** Opening DATASET EXTRACT block **

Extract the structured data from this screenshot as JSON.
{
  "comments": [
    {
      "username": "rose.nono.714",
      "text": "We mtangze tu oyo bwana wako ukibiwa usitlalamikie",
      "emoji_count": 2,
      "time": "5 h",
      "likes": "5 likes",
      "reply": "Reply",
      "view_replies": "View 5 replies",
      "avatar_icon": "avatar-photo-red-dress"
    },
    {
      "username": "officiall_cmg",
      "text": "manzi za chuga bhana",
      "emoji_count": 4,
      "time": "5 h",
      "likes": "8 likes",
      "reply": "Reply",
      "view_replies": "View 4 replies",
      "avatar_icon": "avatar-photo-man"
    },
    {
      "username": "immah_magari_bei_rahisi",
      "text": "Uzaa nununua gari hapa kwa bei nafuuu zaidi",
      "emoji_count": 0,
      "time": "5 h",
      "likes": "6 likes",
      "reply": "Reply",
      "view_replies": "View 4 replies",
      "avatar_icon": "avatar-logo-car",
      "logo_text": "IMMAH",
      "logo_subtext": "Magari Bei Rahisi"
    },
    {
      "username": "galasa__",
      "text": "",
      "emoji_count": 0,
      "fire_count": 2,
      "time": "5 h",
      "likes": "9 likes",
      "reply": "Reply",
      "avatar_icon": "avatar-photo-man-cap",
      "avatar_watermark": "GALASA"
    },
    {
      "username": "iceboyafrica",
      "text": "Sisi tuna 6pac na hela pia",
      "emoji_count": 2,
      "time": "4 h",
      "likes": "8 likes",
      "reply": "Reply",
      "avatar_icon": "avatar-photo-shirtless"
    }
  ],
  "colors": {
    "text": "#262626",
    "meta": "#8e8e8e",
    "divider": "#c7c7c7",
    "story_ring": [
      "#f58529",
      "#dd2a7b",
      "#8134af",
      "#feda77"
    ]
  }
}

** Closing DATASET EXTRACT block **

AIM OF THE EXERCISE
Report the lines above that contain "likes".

EXERCISE ANSWER
      "likes": "5 likes",
      "likes": "8 likes",
      "likes": "6 likes",
      "likes": "9 likes",
      "likes": "8 likes",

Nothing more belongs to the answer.